My minutes left son, the one who wears his watch to bed, sips the juice from the tiny cup. His worship stretches time until it stops. He doesn’t seem to care that we’re waiting, that the man at the end of the row is waiting. He lifts the tiny cup like a goblet, licking the drops from his lips. And then he smiles wide, a smile that reaches to his eyes.
I fidget, looking at Kevin, wondering if I should bid our son to hurry up. Everyone is waiting. But there’s something that feels dangerously right about it, the way Adam savors the Supper. He doesn’t seem to notice that everything has stopped, that we’re watching. Finally, he replaces his cup, and I breathe out and take the tray and we resume. Lift, drain, replace, pass.
I look at Kevin and he shrugs. He leans over and whispers in my ear, “Isn’t that really how it should be?”
I nod, absorbing the thought. Yes. That’s exactly how it should be. Savored. Remembered. Strong enough to stop time.
Because in the end, it’s really only about this, and this is what has made us eternal.
Adam’s worship challenges me to savor my own. Suddenly I realize that for all my worry over his distracting, my hurry might have been the only distraction to real worship. This child of mine who struggles so to connect in this world, who finds it so hard to communicate, who marks most of his life in minutes—this child of mine gets lost in worship.
Next to me Adam tastes; he savors; he listens; he sings; he sees. And for just this little while, he doesn’t tell me how many minutes are left.
I am thinking of this as we finish the final hymn. I can see Adam’s lips moving. I can see the emotion in his eyes, the full investment of his heart.
At the end of the song, I sit down to collect my bag, all our bulletins and papers from class. I turn to Adam and find him weeping silently. Tears soak his cheeks. He almost always cries at the end of the service, and he doesn’t have words to explain. He looks at me, wiping the wetness away with his palms. When I ask him why, he buries his head in my lap, covering his eyes with both hands, and he wails. I stroke his hair, sitting back.
“It’s okay,” I whisper in his ear, kissing the back of his head. I savor the weight of him, the knowledge that he still wants to hide in my lap when he feels so much. I taste the moments as they pass, drinking deep, sifting his hair through my fingers. And I thank God for my son.
And that’s when I know, when the Spirit writes this all over my heart:
Worship is meant to be a savoring, a feasting on the Son, a tasting not made for hurry. “Taste and see that the Lord is good; blessed is the one who takes refuge in Him (Psalm 34:8).”
I collect precious moments with my son in my lap, allowing them to take time, and I see that’s what God wants too: the deliberate holding of His son, the savoring of relationship.
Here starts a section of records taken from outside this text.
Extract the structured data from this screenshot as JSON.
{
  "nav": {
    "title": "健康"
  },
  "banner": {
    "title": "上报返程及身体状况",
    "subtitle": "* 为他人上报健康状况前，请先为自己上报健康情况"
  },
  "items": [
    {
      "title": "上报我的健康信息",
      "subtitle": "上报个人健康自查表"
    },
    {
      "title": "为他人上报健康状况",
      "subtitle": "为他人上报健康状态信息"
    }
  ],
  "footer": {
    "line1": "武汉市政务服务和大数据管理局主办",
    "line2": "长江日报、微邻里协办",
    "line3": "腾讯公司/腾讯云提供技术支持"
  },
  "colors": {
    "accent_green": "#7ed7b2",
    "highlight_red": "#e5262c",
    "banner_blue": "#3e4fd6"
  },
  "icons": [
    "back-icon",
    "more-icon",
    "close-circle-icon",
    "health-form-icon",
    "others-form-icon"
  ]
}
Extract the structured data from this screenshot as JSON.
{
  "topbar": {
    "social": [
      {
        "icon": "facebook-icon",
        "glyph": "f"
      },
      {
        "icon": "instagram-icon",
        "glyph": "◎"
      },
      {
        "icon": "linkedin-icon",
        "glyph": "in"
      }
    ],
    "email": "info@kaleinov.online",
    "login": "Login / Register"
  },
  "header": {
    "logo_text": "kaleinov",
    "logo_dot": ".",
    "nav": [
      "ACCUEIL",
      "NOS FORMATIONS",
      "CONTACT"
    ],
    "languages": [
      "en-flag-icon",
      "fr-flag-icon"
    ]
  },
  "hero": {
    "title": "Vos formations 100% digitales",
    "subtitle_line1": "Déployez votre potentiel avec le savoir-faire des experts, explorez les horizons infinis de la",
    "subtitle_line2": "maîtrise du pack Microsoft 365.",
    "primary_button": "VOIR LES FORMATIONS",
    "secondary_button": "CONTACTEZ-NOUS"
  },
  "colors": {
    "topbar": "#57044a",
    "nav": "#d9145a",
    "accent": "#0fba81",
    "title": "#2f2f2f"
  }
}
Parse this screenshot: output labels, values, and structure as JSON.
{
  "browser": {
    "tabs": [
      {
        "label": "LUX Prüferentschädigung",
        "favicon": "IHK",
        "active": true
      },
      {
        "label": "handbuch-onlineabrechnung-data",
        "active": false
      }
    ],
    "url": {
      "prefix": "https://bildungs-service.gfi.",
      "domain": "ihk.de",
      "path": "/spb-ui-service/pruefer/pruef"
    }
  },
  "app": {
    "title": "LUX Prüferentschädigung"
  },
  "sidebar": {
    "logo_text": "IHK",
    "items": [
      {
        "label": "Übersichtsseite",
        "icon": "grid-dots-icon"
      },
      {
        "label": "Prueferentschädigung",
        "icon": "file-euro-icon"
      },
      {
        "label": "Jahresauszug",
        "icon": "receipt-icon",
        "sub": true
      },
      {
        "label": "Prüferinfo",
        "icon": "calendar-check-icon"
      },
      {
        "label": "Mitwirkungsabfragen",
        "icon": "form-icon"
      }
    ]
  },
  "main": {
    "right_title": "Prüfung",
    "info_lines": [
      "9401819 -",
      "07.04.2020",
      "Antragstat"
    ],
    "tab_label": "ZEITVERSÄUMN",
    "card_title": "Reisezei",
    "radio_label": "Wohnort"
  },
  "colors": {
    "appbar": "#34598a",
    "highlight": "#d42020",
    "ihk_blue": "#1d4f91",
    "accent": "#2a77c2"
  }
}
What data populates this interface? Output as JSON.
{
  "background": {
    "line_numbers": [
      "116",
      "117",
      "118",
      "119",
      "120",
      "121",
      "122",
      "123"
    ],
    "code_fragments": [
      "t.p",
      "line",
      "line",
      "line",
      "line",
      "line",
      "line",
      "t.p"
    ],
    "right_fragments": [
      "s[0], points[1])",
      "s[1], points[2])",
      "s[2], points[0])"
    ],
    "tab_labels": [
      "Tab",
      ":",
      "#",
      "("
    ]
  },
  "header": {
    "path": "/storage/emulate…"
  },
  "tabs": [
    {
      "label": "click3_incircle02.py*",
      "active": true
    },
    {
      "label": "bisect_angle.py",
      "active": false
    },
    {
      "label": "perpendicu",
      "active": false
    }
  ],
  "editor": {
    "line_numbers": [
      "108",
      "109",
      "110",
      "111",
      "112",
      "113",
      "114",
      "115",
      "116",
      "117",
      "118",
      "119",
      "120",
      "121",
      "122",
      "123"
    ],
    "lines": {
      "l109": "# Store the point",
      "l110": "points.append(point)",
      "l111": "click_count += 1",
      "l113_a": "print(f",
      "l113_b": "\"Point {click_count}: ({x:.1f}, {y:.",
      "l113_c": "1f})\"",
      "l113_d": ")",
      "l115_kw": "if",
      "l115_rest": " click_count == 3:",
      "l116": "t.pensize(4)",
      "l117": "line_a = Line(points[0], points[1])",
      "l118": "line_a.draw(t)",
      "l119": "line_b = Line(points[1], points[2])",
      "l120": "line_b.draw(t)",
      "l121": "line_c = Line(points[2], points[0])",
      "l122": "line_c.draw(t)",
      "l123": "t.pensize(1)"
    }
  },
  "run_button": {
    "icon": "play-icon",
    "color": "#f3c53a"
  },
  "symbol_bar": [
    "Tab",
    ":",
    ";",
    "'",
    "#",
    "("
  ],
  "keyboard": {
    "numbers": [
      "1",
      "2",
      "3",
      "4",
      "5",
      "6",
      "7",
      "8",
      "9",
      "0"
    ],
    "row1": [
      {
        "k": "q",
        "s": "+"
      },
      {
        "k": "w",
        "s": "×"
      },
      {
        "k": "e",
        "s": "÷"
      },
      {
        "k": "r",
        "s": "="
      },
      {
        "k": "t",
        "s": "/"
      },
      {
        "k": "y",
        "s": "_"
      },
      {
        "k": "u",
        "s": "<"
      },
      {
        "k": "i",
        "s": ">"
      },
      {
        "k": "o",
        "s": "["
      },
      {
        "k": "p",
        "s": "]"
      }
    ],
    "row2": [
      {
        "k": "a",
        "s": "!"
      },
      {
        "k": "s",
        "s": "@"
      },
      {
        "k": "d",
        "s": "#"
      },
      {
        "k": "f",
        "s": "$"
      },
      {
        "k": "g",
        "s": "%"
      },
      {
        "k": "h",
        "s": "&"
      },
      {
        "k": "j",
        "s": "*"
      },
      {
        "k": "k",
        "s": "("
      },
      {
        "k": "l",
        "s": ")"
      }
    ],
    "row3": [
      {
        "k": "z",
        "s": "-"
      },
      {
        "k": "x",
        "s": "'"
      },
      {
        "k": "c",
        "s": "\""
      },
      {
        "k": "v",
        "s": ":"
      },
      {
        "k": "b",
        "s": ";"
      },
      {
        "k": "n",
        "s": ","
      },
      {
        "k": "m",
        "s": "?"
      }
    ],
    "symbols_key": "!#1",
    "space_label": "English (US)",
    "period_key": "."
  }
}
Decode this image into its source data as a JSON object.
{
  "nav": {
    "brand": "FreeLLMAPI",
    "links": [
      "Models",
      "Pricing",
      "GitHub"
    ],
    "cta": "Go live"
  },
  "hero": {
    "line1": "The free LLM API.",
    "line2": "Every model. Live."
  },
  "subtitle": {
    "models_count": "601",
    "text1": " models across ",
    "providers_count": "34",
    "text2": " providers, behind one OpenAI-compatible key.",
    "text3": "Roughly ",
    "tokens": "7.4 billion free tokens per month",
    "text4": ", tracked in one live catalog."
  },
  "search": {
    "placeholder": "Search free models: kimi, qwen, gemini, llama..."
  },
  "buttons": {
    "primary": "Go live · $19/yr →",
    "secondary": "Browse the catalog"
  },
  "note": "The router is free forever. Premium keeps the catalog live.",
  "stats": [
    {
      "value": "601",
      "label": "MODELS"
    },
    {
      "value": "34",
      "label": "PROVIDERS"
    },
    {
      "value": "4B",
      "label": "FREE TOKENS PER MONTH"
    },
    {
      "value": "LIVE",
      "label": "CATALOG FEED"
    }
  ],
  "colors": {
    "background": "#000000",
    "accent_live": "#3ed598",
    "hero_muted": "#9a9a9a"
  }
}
Always worship happens in eternal sips licked from the lips. I’m meant to hold the weight of the Lamb in my arms, to rest my sweaty palm on the bleating head, to stop time with the observation of grace.
Because in the end, it’s only about this.